§ **RECORDS SHOWN**:
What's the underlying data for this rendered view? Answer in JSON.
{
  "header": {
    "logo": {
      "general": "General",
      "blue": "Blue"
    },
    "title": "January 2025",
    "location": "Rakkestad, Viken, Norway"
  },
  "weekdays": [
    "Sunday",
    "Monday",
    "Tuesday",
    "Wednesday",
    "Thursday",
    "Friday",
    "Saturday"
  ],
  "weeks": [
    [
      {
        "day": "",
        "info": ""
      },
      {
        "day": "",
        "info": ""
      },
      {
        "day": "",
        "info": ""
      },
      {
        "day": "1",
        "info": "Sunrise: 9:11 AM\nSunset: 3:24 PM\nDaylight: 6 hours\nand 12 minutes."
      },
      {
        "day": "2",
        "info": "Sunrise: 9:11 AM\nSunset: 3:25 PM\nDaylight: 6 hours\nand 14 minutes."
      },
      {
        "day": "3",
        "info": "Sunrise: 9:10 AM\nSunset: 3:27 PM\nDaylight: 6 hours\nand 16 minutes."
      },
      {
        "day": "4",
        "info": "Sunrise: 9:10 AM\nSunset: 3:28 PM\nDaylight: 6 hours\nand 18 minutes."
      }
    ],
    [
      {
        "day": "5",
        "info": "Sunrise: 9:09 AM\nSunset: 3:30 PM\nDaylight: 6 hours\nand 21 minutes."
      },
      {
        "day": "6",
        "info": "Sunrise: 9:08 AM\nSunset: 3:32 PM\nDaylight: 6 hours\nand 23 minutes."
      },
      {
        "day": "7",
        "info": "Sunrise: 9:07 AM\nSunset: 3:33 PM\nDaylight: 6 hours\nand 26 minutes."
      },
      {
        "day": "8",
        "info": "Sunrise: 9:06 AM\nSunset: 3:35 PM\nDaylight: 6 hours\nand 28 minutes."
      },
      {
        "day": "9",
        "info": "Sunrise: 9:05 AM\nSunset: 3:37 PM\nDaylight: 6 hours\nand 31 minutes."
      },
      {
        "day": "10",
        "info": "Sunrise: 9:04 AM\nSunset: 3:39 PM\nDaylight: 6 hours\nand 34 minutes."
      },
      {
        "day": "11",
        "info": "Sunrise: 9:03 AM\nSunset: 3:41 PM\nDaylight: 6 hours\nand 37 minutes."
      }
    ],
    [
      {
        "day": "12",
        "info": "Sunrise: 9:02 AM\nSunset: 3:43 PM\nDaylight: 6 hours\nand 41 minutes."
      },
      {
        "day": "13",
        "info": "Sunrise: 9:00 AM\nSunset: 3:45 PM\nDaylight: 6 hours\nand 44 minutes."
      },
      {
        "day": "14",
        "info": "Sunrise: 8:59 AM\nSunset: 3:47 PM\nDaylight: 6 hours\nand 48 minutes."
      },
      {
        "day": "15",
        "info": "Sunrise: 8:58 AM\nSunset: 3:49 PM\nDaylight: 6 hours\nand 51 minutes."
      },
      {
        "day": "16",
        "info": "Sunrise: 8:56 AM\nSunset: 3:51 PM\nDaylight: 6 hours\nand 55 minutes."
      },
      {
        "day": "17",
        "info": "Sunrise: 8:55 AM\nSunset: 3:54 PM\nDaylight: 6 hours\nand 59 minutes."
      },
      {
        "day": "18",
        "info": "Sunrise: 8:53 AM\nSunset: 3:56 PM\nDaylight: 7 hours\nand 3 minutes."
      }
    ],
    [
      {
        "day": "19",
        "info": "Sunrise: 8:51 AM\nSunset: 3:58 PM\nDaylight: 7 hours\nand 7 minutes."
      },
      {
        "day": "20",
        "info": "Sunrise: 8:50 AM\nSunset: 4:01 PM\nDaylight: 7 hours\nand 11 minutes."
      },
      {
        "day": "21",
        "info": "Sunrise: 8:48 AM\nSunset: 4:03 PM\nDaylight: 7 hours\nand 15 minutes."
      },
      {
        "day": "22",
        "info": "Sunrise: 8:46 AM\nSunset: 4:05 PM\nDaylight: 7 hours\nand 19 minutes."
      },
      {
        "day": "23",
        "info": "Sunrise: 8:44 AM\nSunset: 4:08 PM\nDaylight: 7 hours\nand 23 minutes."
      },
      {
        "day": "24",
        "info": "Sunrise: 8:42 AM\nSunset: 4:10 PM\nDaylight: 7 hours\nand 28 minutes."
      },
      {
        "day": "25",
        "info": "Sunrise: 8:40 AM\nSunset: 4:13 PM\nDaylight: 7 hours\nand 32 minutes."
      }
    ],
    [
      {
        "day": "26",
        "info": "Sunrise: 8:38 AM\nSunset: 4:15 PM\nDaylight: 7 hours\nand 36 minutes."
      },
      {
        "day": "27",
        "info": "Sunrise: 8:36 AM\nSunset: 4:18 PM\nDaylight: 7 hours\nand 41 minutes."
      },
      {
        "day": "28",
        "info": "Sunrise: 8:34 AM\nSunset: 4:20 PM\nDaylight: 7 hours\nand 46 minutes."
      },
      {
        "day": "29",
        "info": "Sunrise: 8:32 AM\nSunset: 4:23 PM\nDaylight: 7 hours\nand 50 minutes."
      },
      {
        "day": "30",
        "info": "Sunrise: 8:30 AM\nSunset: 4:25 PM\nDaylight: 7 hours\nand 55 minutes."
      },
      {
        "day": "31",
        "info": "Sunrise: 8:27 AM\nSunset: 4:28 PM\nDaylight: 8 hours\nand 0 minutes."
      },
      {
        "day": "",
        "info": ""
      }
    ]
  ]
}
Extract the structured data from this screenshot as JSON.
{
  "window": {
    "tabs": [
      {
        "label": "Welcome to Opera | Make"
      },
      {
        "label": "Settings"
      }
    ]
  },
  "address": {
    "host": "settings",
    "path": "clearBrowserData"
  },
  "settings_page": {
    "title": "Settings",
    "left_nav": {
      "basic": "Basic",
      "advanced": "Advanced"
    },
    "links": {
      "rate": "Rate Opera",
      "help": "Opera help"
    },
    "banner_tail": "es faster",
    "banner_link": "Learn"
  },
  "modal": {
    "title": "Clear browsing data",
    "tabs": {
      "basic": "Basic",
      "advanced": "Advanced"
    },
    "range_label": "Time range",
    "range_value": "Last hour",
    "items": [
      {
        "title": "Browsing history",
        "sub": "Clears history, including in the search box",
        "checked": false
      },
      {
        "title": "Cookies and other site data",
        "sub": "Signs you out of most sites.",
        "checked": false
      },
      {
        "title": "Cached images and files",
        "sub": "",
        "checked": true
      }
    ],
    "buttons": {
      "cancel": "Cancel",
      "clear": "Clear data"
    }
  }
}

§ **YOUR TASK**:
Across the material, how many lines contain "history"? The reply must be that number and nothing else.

§ **ANSWER SECTION**:
2